I think a lot of people find HTML to be daunting. It seems unrelatable and foreign. What do all the numbers and symbols mean? Why does it matter what format you save a file in? Where can you even learn these things?
But learning HTML is actually a lot like learning anything else. I used to be horrible at baking because I was never able to measure ingredients correctly, and would absentmindedly wander away from the oven only to return to a burnt pan of whatever I was trying to turn into cookies. It was a new language I had to learn. Take, for example, this recipe for one of my specialties, Apple Cinnamon Crumb Muffins. The steps given might seem foreign to someone who hasn’t taken the time to learn baking yet, too. “1/4 teaspoon ground all-spice?” Like the men’s fragrance? What’s the difference between wheat and all-purpose flour?
Learning a new skill takes time and patience, and sometimes a lot of research. I’m currently trying to learn to crochet (because I’m not busy enough already) and am struggling with the simplest stitches, not to mention learning a whole new vocabulary. But I can relate it to sewing and I want to be able to make my own hat, so I stick with it. I want to start composting because it’s good for the environment, so I found a children’s guide to doing it (the simpler the better for me) and have a friend committed to helping me, even providing me with worms.

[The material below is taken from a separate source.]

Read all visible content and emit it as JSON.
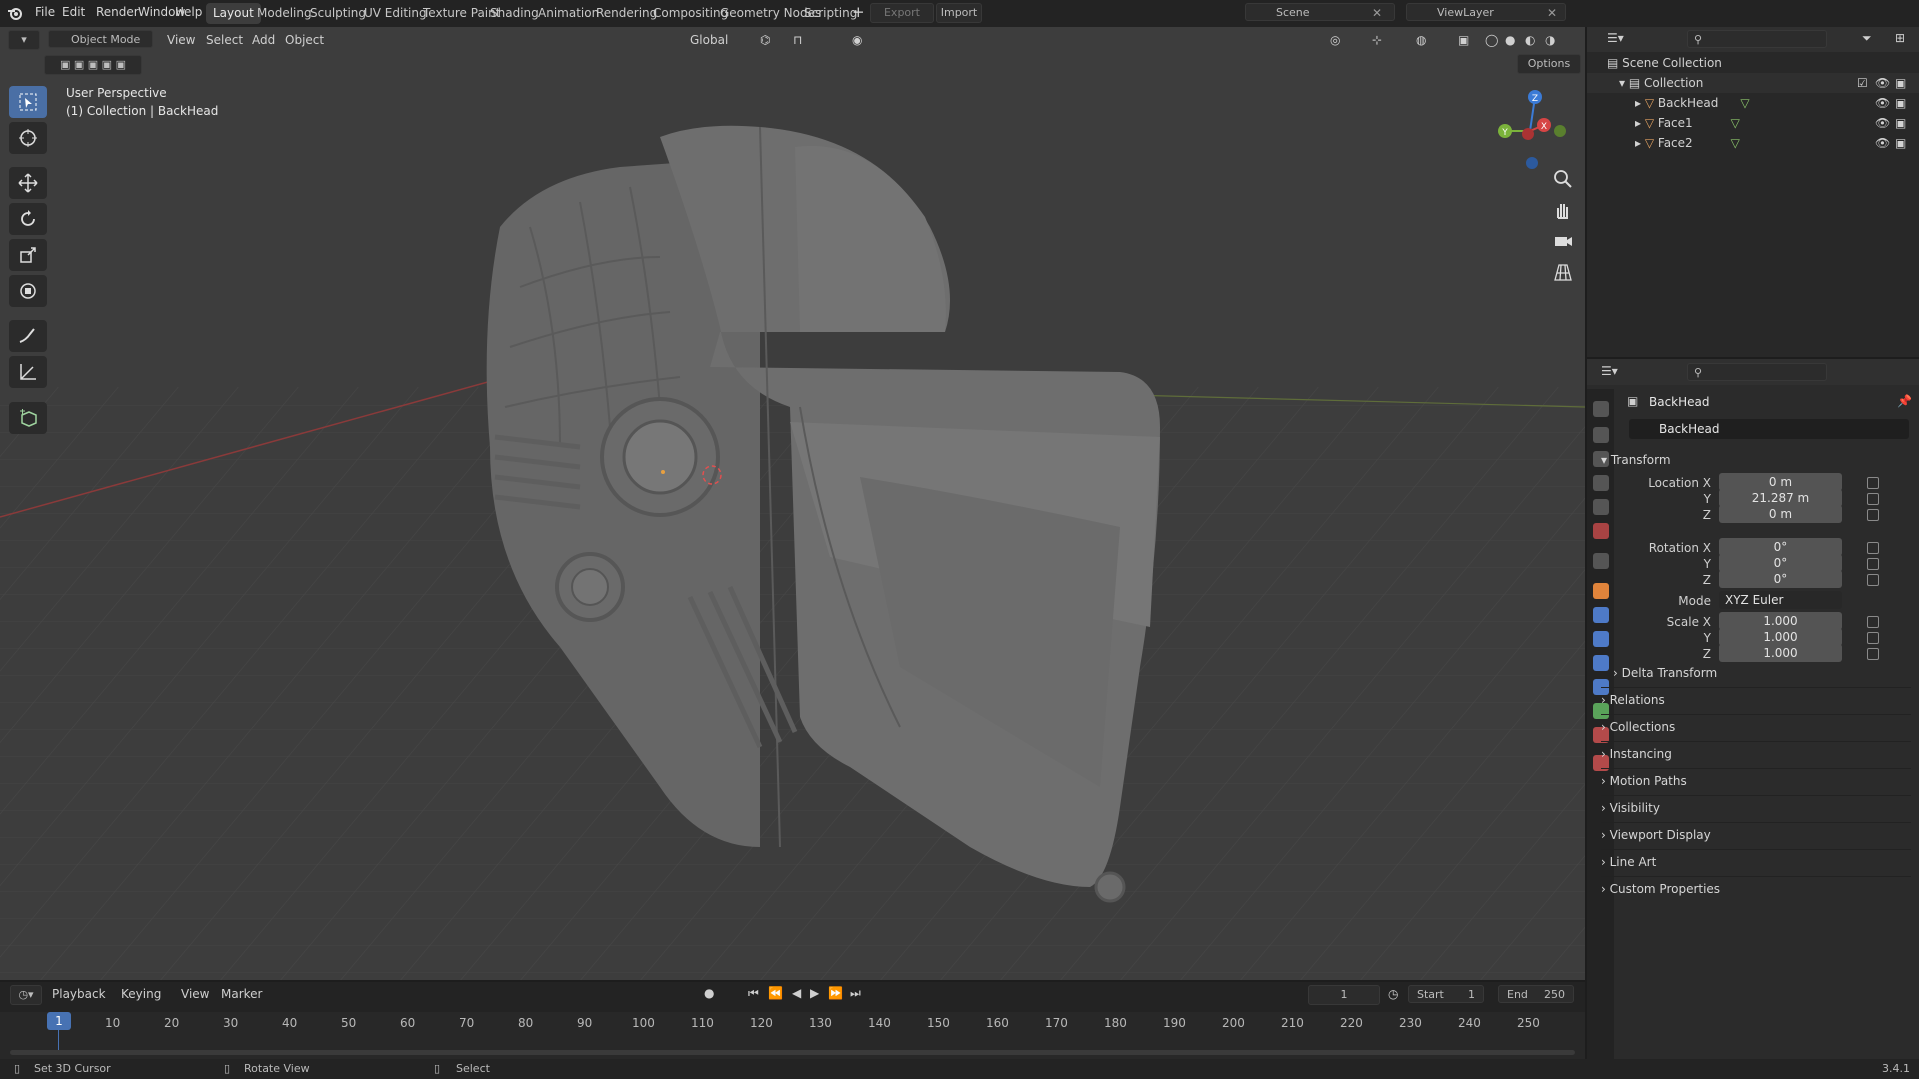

People just need to remember that learning HTML is like learning any other skill. You start out with the basics and then move on to researching more in-depth information on how to do it. It’s a useful skill to have, as the internet becomes more prominent in our lives and information technology careers become more in demand.